What you will do:
Below are some records. How many of their lines contain the string "MyType"? Give the number only.

Source material:
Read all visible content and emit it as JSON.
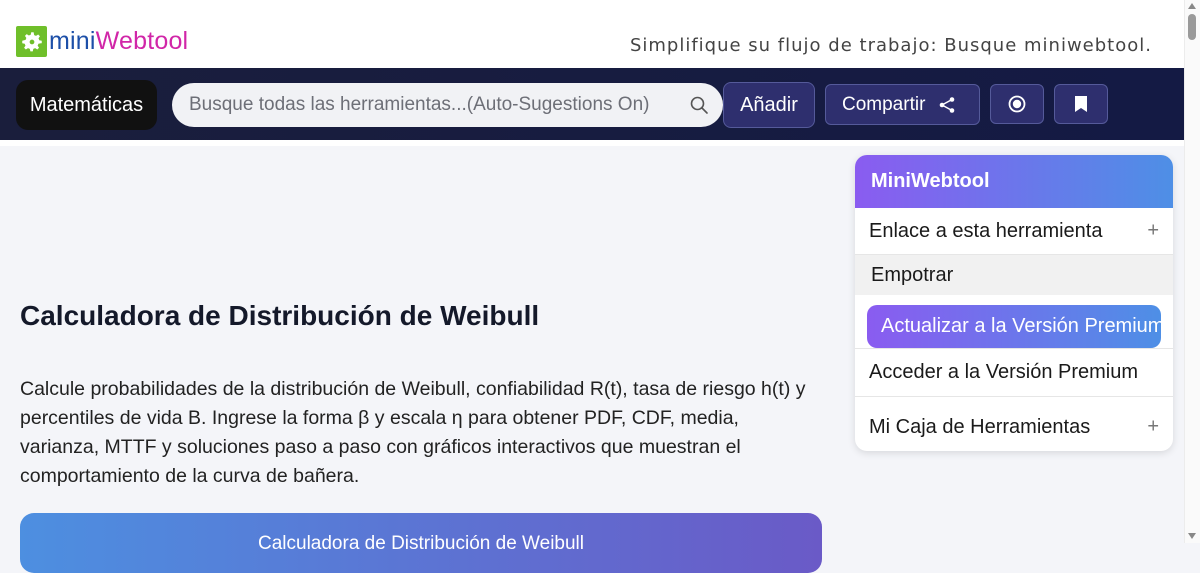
{
  "header": {
    "logo_part1": "mini",
    "logo_part2": "Webtool",
    "tagline": "Simplifique su flujo de trabajo: Busque miniwebtool."
  },
  "nav": {
    "category_label": "Matemáticas",
    "search_placeholder": "Busque todas las herramientas...(Auto-Sugestions On)",
    "add_label": "Añadir",
    "share_label": "Compartir",
    "icons": [
      "search-icon",
      "share-icon",
      "target-circle-icon",
      "bookmark-icon"
    ]
  },
  "main": {
    "title": "Calculadora de Distribución de Weibull",
    "description": "Calcule probabilidades de la distribución de Weibull, confiabilidad R(t), tasa de riesgo h(t) y percentiles de vida B. Ingrese la forma β y escala η para obtener PDF, CDF, media, varianza, MTTF y soluciones paso a paso con gráficos interactivos que muestran el comportamiento de la curva de bañera.",
    "card_title": "Calculadora de Distribución de Weibull"
  },
  "panel": {
    "title": "MiniWebtool",
    "items": [
      {
        "label": "Enlace a esta herramienta",
        "expand": "+"
      },
      {
        "label": "Empotrar"
      },
      {
        "label": "Actualizar a la Versión Premium"
      },
      {
        "label": "Acceder a la Versión Premium"
      },
      {
        "label": "Mi Caja de Herramientas",
        "expand": "+"
      }
    ]
  },
  "colors": {
    "nav_bg": "#1a1e3c",
    "accent_purple": "#8a5cf0",
    "accent_blue": "#4e8fe6",
    "logo_green": "#6fbf2a",
    "logo_blue": "#1c4fa8",
    "logo_pink": "#d126a8"
  }
}
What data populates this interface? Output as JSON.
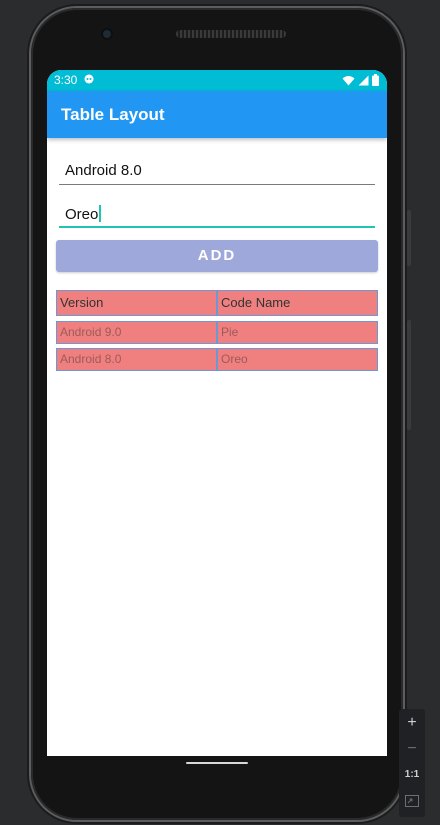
{
  "status_bar": {
    "time": "3:30",
    "notification_icon": "assistant-icon",
    "icons": [
      "wifi-icon",
      "signal-icon",
      "battery-icon"
    ]
  },
  "app_bar": {
    "title": "Table Layout",
    "color": "#2196f3"
  },
  "form": {
    "version_value": "Android 8.0",
    "codename_value": "Oreo",
    "add_label": "ADD"
  },
  "table": {
    "headers": [
      "Version",
      "Code Name"
    ],
    "rows": [
      [
        "Android 9.0",
        "Pie"
      ],
      [
        "Android 8.0",
        "Oreo"
      ]
    ],
    "cell_color": "#f08080",
    "border_color": "#6d98d3"
  },
  "emulator_tools": {
    "zoom_in": "+",
    "zoom_out": "−",
    "ratio": "1:1",
    "fit": "fit-screen-icon"
  }
}
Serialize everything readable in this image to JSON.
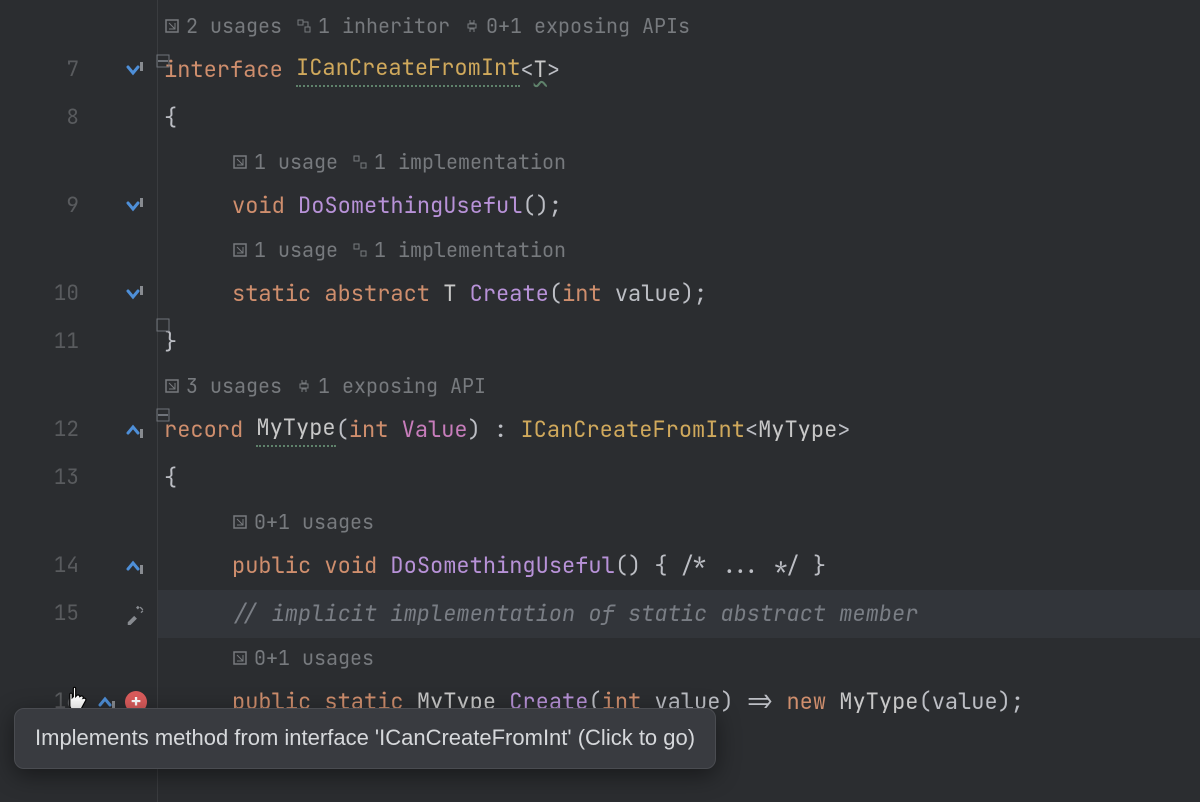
{
  "gutter": {
    "lines": [
      "7",
      "8",
      "9",
      "10",
      "11",
      "12",
      "13",
      "14",
      "15",
      "16"
    ]
  },
  "lens": {
    "l1_usages": "2 usages",
    "l1_inherit": "1 inheritor",
    "l1_api": "0+1 exposing APIs",
    "l2_usages": "1 usage",
    "l2_impl": "1 implementation",
    "l3_usages": "1 usage",
    "l3_impl": "1 implementation",
    "l4_usages": "3 usages",
    "l4_api": "1 exposing API",
    "l5_usages": "0+1 usages",
    "l6_usages": "0+1 usages"
  },
  "code": {
    "kw_interface": "interface ",
    "iface_name": "ICanCreateFromInt",
    "gen_open": "<",
    "gen_T": "T",
    "gen_close": ">",
    "brace_open": "{",
    "brace_close": "}",
    "kw_void": "void ",
    "m_doSomething": "DoSomethingUseful",
    "parens": "();",
    "kw_static": "static ",
    "kw_abstract": "abstract ",
    "type_T": "T ",
    "m_create": "Create",
    "p_open": "(",
    "kw_int": "int ",
    "p_value": "value",
    "p_close": ");",
    "kw_record": "record ",
    "type_MyType": "MyType",
    "rec_params_open": "(",
    "kw_int2": "int ",
    "prop_Value": "Value",
    "rec_params_close": ") : ",
    "iface_ref": "ICanCreateFromInt",
    "gen2_open": "<",
    "gen2_type": "MyType",
    "gen2_close": ">",
    "kw_public": "public ",
    "kw_void2": "void ",
    "body_stub": "() { /* ... */ }",
    "comment": "// implicit implementation of static abstract member",
    "kw_public2": "public ",
    "kw_static2": "static ",
    "ret_MyType": "MyType ",
    "m_create2": "Create",
    "p2_open": "(",
    "kw_int3": "int ",
    "p2_value": "value",
    "p2_close": ") ",
    "arrow": "=> ",
    "kw_new": "new ",
    "ctor_MyType": "MyType",
    "ctor_open": "(",
    "ctor_arg": "value",
    "ctor_close": ");"
  },
  "tooltip": "Implements method from interface 'ICanCreateFromInt' (Click to go)"
}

Written answer:
4